As we prepare to head back to work at the start of the New Year, making some resolutions can be a good start to 2011. We urge you to make tackling the risk of multitasking part of the equation.
Multitasking and driving are not a good combination. Most drivers are guilty of it and attempt to justify why they think it is doable. Long commutes offer an urge to squeeze in some extra tasks while driving which is just too tempting to pass up. New York accident attorneys want to remind you that multitasking should be done at home or work, not in your vehicle.
A Nationwide Insurance survey wanted to know what task’s motorists were doing while driving. Drivers found to be searching for music (82%), drinking a beverage (80%), talking on the phone (73%) and eating (68%) were most common. Other tasks may include grooming, holding a pet in their lap, reading, or yelling at their kids in the back seat. Though these common tasks that we all perform in a car may not seem like multitasking, they take away your full attention from the road and driving.
Respondents by an overwhelming margin wanted some kind of ban on cell phone usage while driving including texting and emailing. Two thirds of those polled also wanted talking on a cell phone banned. Four out of ten drivers admitted to being hit or almost being hit by a driver distracted by their cell phone.
With the techno savvy generation Y, multitasking while driving won’t be slowing down. Only 2% of baby boomers use their cell phones while driving compared to 17% of generation X and 37% of generation Y. However, New York law prohibits all drivers from using handheld cell phones and texting while driving so there could be a consequence if caught performing these tasks on the road.
The Post Standard – Syracuse reported on a distracted bus driver back in September. The bus driver was looking at his GPS when the double decker bus crashed into a bridge. The crash killed 4 people and injured numerous others.
Syracuse will be one of two cities piloting a high visibility enforcement model for distracted driving. According to the government’s distracted driving website the National Highway Traffic Safety Administration will launch a distracted driving advertising campaign similar to its Click It or Ticket message promoting seat belt use.
The Centers for Disease Control and Prevention reported that in 2008 almost 6,000 people died from distracted drivers and half a million were injured. There has been a 3% rise in the amount of drivers that were distracted at the time of a fatal crash since 2004.

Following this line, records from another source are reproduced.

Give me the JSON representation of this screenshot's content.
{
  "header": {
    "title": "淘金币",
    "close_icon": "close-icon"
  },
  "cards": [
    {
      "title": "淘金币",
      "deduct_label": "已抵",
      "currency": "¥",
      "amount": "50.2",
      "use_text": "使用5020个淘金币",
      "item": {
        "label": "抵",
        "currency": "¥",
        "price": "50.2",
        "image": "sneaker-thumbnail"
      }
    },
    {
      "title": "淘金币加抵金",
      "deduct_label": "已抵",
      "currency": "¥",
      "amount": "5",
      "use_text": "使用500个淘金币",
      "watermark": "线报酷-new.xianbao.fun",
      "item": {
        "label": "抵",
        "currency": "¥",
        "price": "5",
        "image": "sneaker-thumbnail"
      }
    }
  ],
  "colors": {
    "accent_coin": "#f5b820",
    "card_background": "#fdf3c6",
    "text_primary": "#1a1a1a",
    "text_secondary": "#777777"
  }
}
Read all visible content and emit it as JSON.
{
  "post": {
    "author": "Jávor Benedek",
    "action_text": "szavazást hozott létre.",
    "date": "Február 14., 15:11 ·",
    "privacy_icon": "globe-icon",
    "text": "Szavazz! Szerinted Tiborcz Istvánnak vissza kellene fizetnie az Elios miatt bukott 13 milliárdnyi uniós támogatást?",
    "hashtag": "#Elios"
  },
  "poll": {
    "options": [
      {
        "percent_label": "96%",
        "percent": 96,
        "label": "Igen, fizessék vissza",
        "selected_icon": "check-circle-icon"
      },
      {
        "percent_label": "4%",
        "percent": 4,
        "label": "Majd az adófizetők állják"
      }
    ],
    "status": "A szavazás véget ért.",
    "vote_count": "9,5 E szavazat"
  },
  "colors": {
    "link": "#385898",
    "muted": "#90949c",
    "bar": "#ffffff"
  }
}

You may think multitasking in your vehicle saves time but saving a life is something you will never regret.
The Law Offices of Nicholas Rose are available to assist you if you have been involved in a New York car accident. Call 718-261-0549 for a free consultation.